This is helpful in terms of how larger scale notifications are managed. Consider, for example, the unauthorised leak of a large customer list, or large quantities of personal data from online purchases – notification of these larger datasets will need to be appropriately managed, and where a controller can demonstrate each of (i)-(iii) above this will go some way to managing the cost of the process.
Data protection officers
Businesses processing sensitive data (e.g. data showing racial or ethnic origin) on a large scale or engaged in systematic monitoring of data subjects on a large scale (whether data controllers or data processors), must appoint data protection officers (DPO). The DPO can be an existing member of staff who has had specific training or a new DPO can be hired in. In essence, the requirement to appoint a DPO is an extension of the accountability principle noted above – businesses carrying out the activities above must appoint a DPO to help the business comply with its data protection requirements under the GDPR, and such individual should have a clear reporting line into senior management. The GDPR also notes that the DPO should not be instructed to act in a particular way by management, or be dismissed or penalised simply for carrying out their duty – it seems DPOs are free to hand out some home truths to their employers without fear of recrimination.

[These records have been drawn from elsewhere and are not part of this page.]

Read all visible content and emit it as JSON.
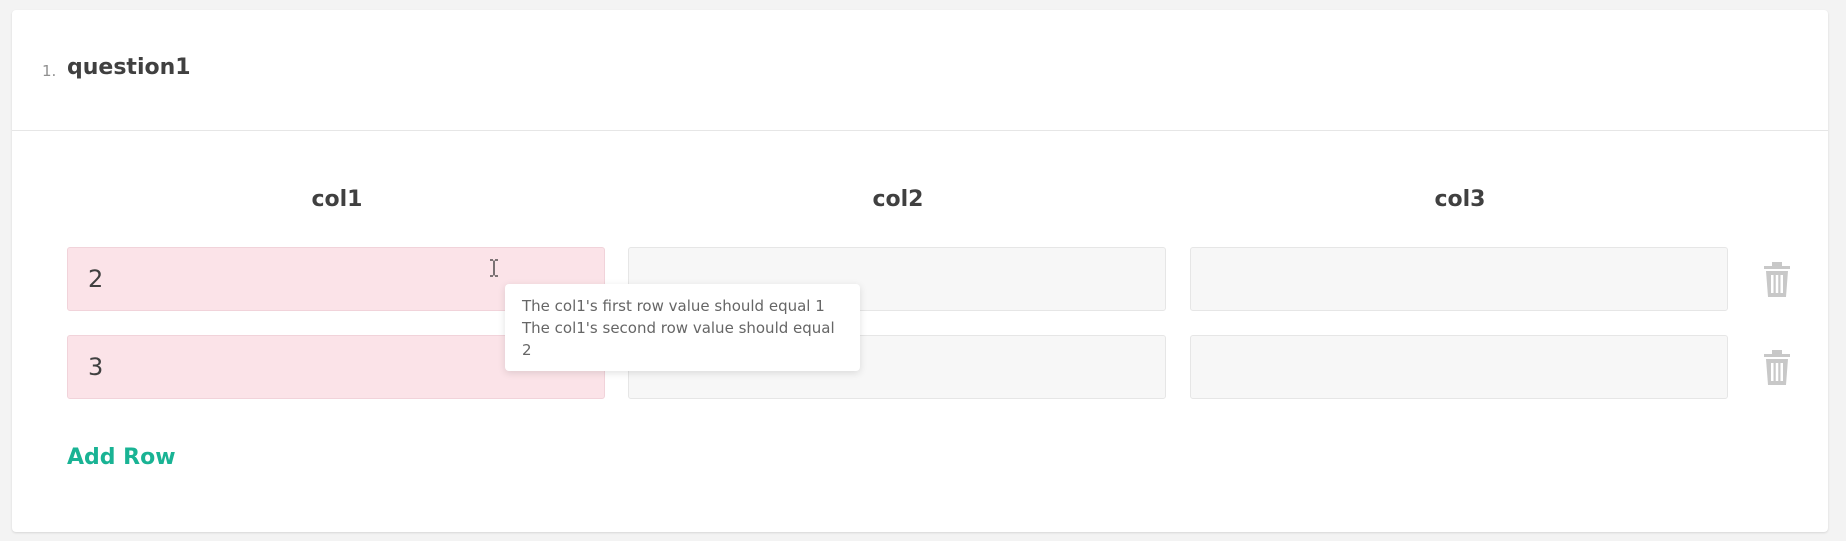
{
  "question": {
    "number": "1.",
    "title": "question1"
  },
  "columns": [
    "col1",
    "col2",
    "col3"
  ],
  "rows": [
    {
      "col1": "2",
      "col2": "",
      "col3": "",
      "col1_error": true
    },
    {
      "col1": "3",
      "col2": "",
      "col3": "",
      "col1_error": true
    }
  ],
  "add_row_label": "Add Row",
  "tooltip": {
    "line1": "The col1's first row value should equal 1",
    "line2": "The col1's second row value should equal 2"
  },
  "colors": {
    "accent": "#19b394",
    "error_bg": "#fbe3e8",
    "cell_bg": "#f7f7f7",
    "icon": "#c8c8c8"
  },
  "icons": {
    "remove_row": "trash-icon",
    "text_cursor": "text-cursor-icon"
  }
}
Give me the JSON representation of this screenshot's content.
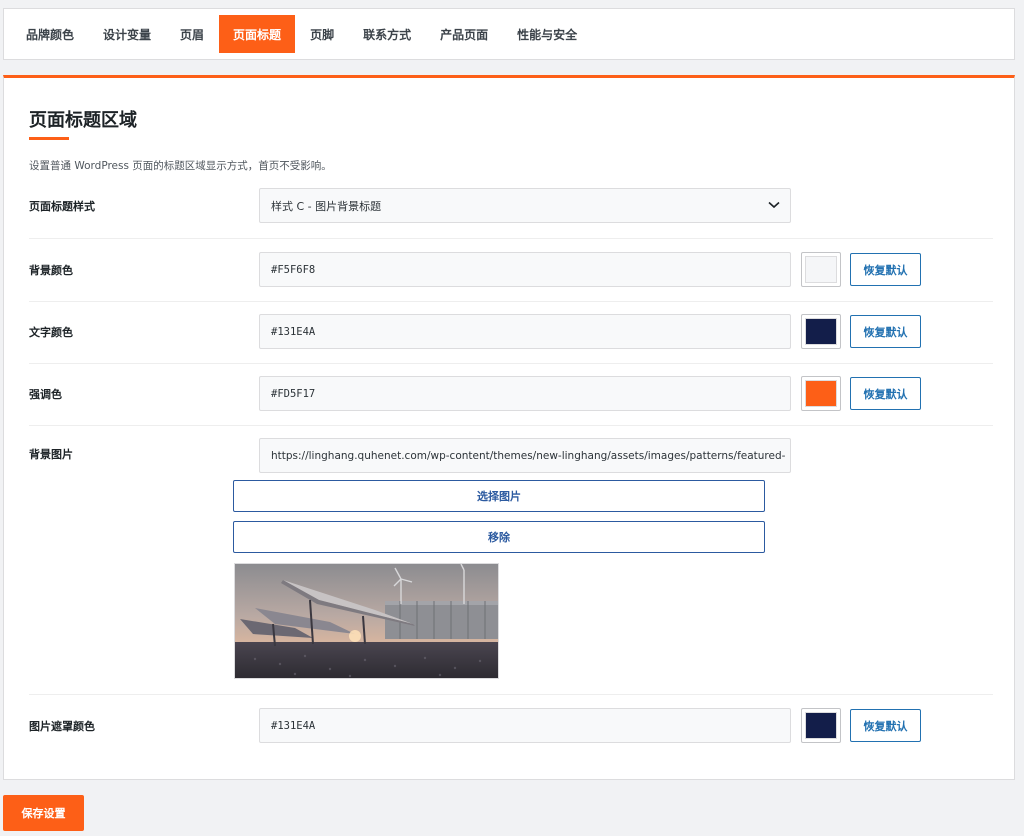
{
  "tabs": [
    {
      "label": "品牌颜色",
      "active": false
    },
    {
      "label": "设计变量",
      "active": false
    },
    {
      "label": "页眉",
      "active": false
    },
    {
      "label": "页面标题",
      "active": true
    },
    {
      "label": "页脚",
      "active": false
    },
    {
      "label": "联系方式",
      "active": false
    },
    {
      "label": "产品页面",
      "active": false
    },
    {
      "label": "性能与安全",
      "active": false
    }
  ],
  "section": {
    "title": "页面标题区域",
    "description": "设置普通 WordPress 页面的标题区域显示方式，首页不受影响。"
  },
  "fields": {
    "title_style": {
      "label": "页面标题样式",
      "value": "样式 C - 图片背景标题"
    },
    "bg_color": {
      "label": "背景颜色",
      "value": "#F5F6F8",
      "swatch": "#f5f6f8",
      "reset_label": "恢复默认"
    },
    "text_color": {
      "label": "文字颜色",
      "value": "#131E4A",
      "swatch": "#131e4a",
      "reset_label": "恢复默认"
    },
    "accent_color": {
      "label": "强调色",
      "value": "#FD5F17",
      "swatch": "#fd5f17",
      "reset_label": "恢复默认"
    },
    "bg_image": {
      "label": "背景图片",
      "value": "https://linghang.quhenet.com/wp-content/themes/new-linghang/assets/images/patterns/featured-",
      "choose_label": "选择图片",
      "remove_label": "移除"
    },
    "overlay_color": {
      "label": "图片遮罩颜色",
      "value": "#131E4A",
      "swatch": "#131e4a",
      "reset_label": "恢复默认"
    }
  },
  "save_label": "保存设置",
  "colors": {
    "accent": "#fd5f17",
    "link": "#2271b1"
  }
}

It might be tempting for developers, platform providers or even retailers to consider that these provisions will simply not apply to them. Sure, it may be unlikely that particularly sensitive personal data is gleaned in a gaming context (but not impossible), but consideration needs to be given as to how the personal data a business does hold is used – for example, does your business gather data from the activity of online user profiles; does it analyse individual spending patterns; does it leverage a marketing database to target individuals for possible new purchases; does it register individuals for hardware warranties and otherwise use that information for other purposes? A ‘yes’ to any of these questions does not necessarily mean that your business will be ‘monitoring data subjects on a large scale’, but it does mean that consideration should be given as to whether your business needs a DPO and how that expertise might best be sourced.

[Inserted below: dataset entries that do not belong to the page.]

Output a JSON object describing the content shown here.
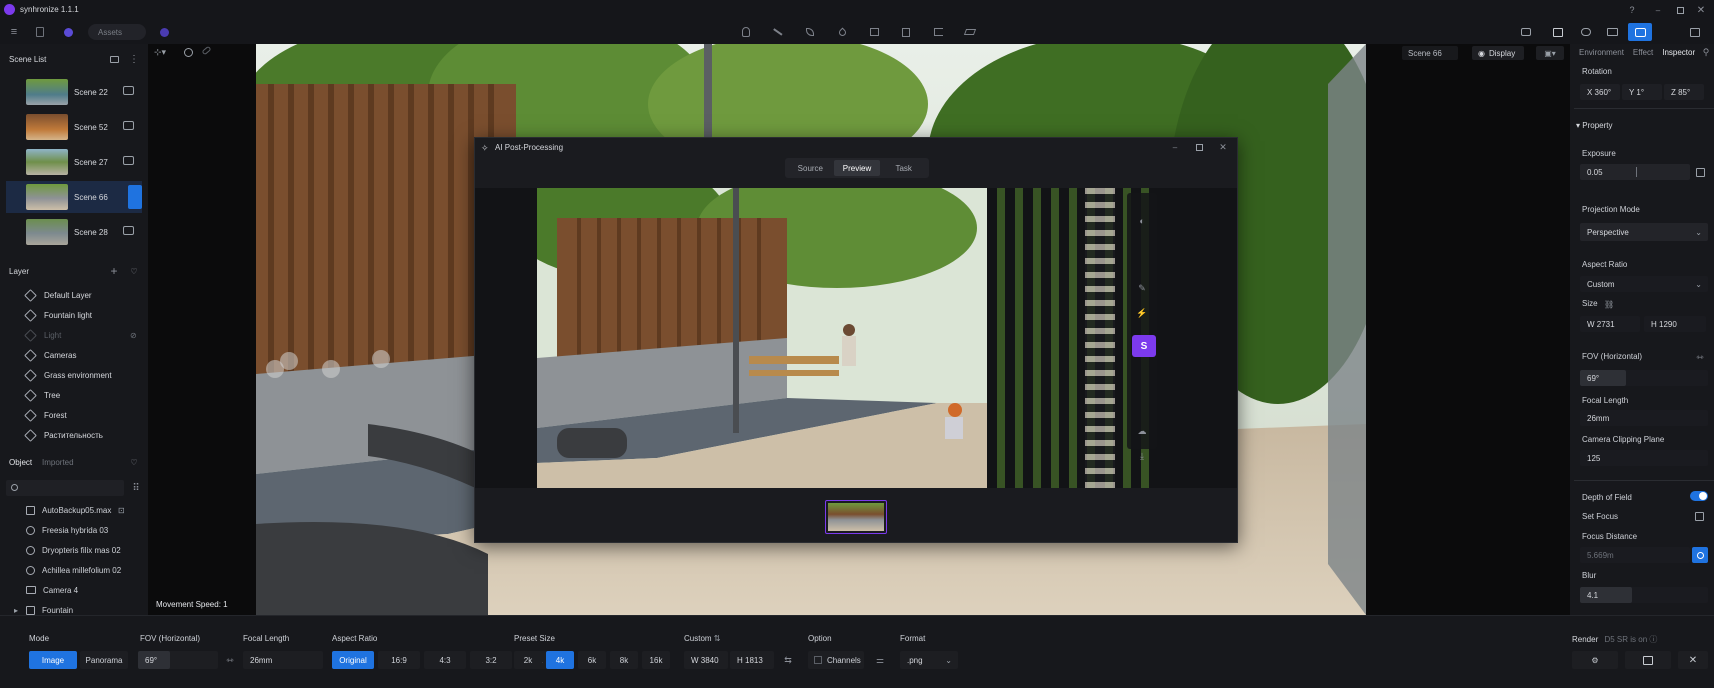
{
  "app": {
    "title": "synhronize 1.1.1",
    "assets_label": "Assets"
  },
  "scene_list": {
    "title": "Scene List",
    "items": [
      {
        "label": "Scene 22",
        "selected": false
      },
      {
        "label": "Scene 52",
        "selected": false
      },
      {
        "label": "Scene 27",
        "selected": false
      },
      {
        "label": "Scene 66",
        "selected": true
      },
      {
        "label": "Scene 28",
        "selected": false
      }
    ]
  },
  "layer": {
    "title": "Layer",
    "items": [
      {
        "label": "Default Layer",
        "dim": false
      },
      {
        "label": "Fountain light",
        "dim": false
      },
      {
        "label": "Light",
        "dim": true
      },
      {
        "label": "Cameras",
        "dim": false
      },
      {
        "label": "Grass environment",
        "dim": false
      },
      {
        "label": "Tree",
        "dim": false
      },
      {
        "label": "Forest",
        "dim": false
      },
      {
        "label": "Растительность",
        "dim": false
      }
    ]
  },
  "objects": {
    "tab_object": "Object",
    "tab_imported": "Imported",
    "search_placeholder": "",
    "items": [
      {
        "label": "AutoBackup05.max"
      },
      {
        "label": "Freesia hybrida 03"
      },
      {
        "label": "Dryopteris filix mas 02"
      },
      {
        "label": "Achillea millefolium 02"
      },
      {
        "label": "Camera 4"
      },
      {
        "label": "Fountain"
      }
    ]
  },
  "viewport": {
    "scene_badge": "Scene 66",
    "display_label": "Display",
    "movement_speed": "Movement Speed: 1"
  },
  "dialog": {
    "title": "AI Post-Processing",
    "tabs": [
      {
        "label": "Source",
        "active": false
      },
      {
        "label": "Preview",
        "active": true
      },
      {
        "label": "Task",
        "active": false
      }
    ]
  },
  "inspector": {
    "tabs": [
      {
        "label": "Environment",
        "active": false
      },
      {
        "label": "Effect",
        "active": false
      },
      {
        "label": "Inspector",
        "active": true
      }
    ],
    "rotation_label": "Rotation",
    "rotation": {
      "x": "X  360°",
      "y": "Y  1°",
      "z": "Z  85°"
    },
    "property_label": "Property",
    "exposure_label": "Exposure",
    "exposure_value": "0.05",
    "projection_mode_label": "Projection Mode",
    "projection_mode_value": "Perspective",
    "aspect_ratio_label": "Aspect Ratio",
    "aspect_ratio_value": "Custom",
    "size_label": "Size",
    "size_w": "W  2731",
    "size_h": "H  1290",
    "fov_label": "FOV (Horizontal)",
    "fov_value": "69°",
    "focal_length_label": "Focal Length",
    "focal_length_value": "26mm",
    "clipping_label": "Camera Clipping Plane",
    "clipping_value": "125",
    "dof_label": "Depth of Field",
    "dof_on": true,
    "set_focus_label": "Set Focus",
    "focus_distance_label": "Focus Distance",
    "focus_distance_value": "5.669m",
    "blur_label": "Blur",
    "blur_value": "4.1"
  },
  "bottom": {
    "mode_label": "Mode",
    "mode_image": "Image",
    "mode_panorama": "Panorama",
    "fov_label": "FOV (Horizontal)",
    "fov_value": "69°",
    "focal_label": "Focal Length",
    "focal_value": "26mm",
    "aspect_label": "Aspect Ratio",
    "aspect_options": [
      {
        "label": "Original",
        "active": true
      },
      {
        "label": "16:9",
        "active": false
      },
      {
        "label": "4:3",
        "active": false
      },
      {
        "label": "3:2",
        "active": false
      },
      {
        "label": "1:1",
        "active": false
      }
    ],
    "preset_label": "Preset Size",
    "preset_options": [
      {
        "label": "2k",
        "active": false
      },
      {
        "label": "4k",
        "active": true
      },
      {
        "label": "6k",
        "active": false
      },
      {
        "label": "8k",
        "active": false
      },
      {
        "label": "16k",
        "active": false
      }
    ],
    "custom_label": "Custom",
    "custom_w": "W  3840",
    "custom_h": "H  1813",
    "option_label": "Option",
    "channels_label": "Channels",
    "format_label": "Format",
    "format_value": ".png",
    "render_label": "Render",
    "render_note": "D5 SR is on"
  },
  "colors": {
    "accent": "#1f73e0",
    "purple": "#7c3aed",
    "panel": "#17181c"
  }
}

What becomes apparent across all business sectors is that there is no magic bullet for GDPR compliance, but an understanding of how or if a business collects and uses personal data is a good place to start. From there, specifics can be applied and, where necessary, business changes effected. The games industry has some unique challenges, particularly given its place at the forefront of technological development and digital business. One thing is clear though, the next 18 months are crucial for all businesses to get ahead of the curve.

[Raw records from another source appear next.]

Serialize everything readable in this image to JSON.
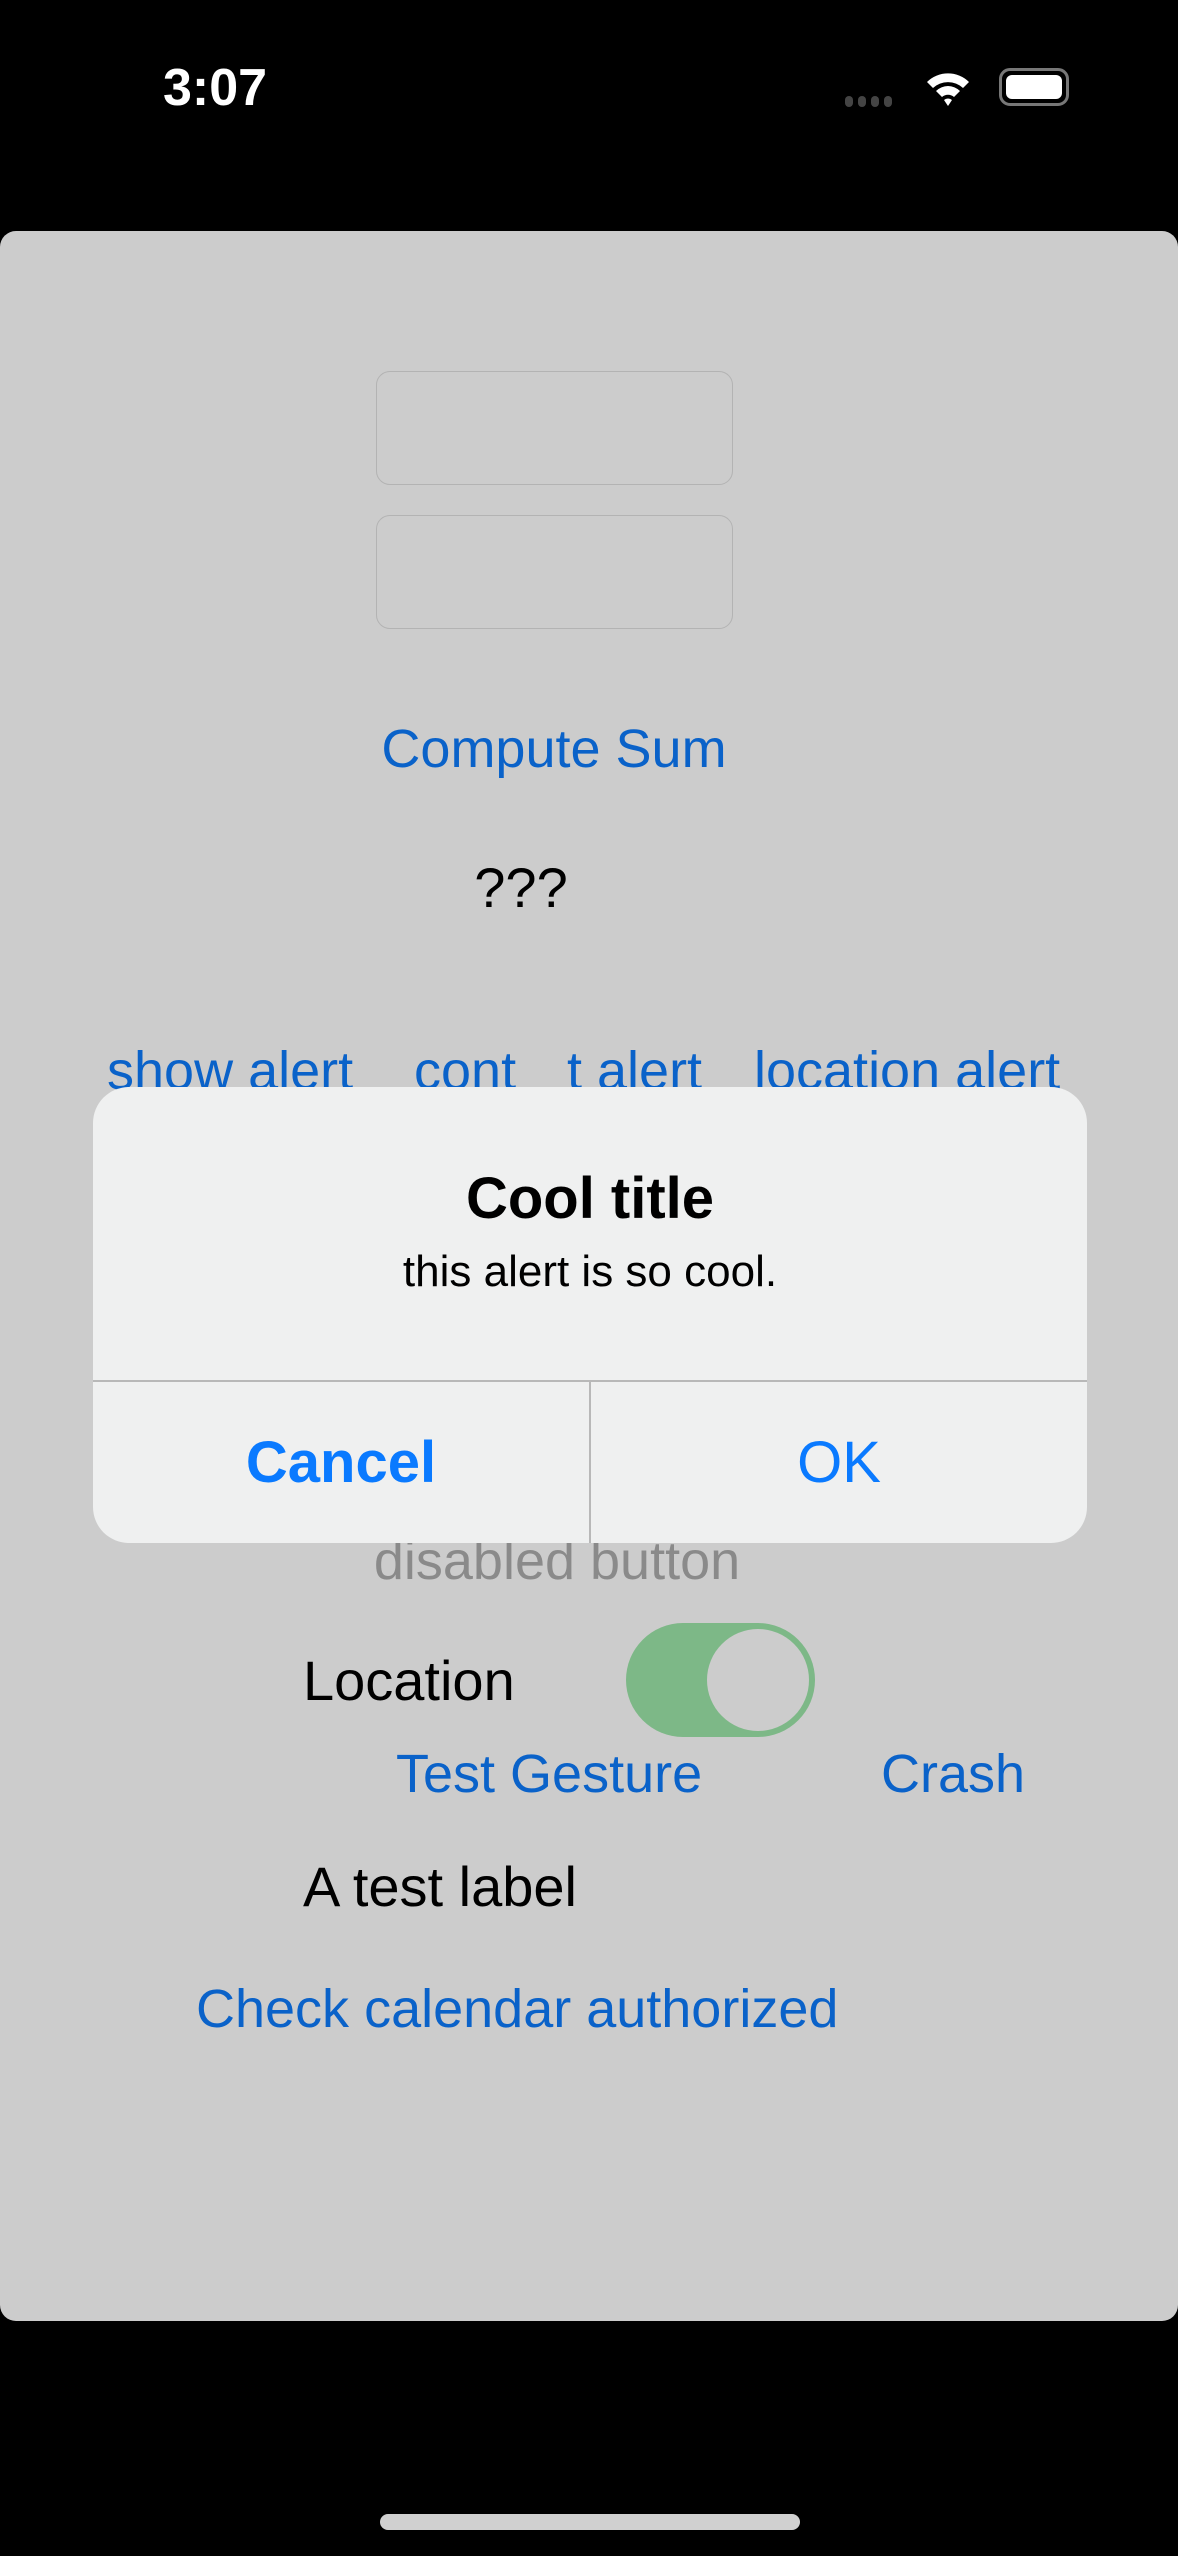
{
  "status_bar": {
    "time": "3:07",
    "wifi_icon": "wifi-icon",
    "battery_icon": "battery-icon",
    "signal_icon": "signal-dots-icon"
  },
  "main": {
    "field1_value": "",
    "field2_value": "",
    "compute_sum": "Compute Sum",
    "result": "???",
    "alert_buttons": [
      "show alert",
      "cont",
      "t alert",
      "location alert"
    ],
    "disabled_button": "disabled button",
    "location_label": "Location",
    "location_toggle_on": true,
    "test_gesture": "Test Gesture",
    "crash": "Crash",
    "test_label": "A test label",
    "check_calendar": "Check calendar authorized"
  },
  "alert": {
    "title": "Cool title",
    "message": "this alert is so cool.",
    "cancel": "Cancel",
    "ok": "OK"
  },
  "colors": {
    "accent": "#0a7aff",
    "toggle_on": "#7db887",
    "dim_background": "#cccccc",
    "alert_bg": "#eff0f0"
  }
}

By Charles Maurice, Senior Associate
First published in GamesIndustry.biz, October 2016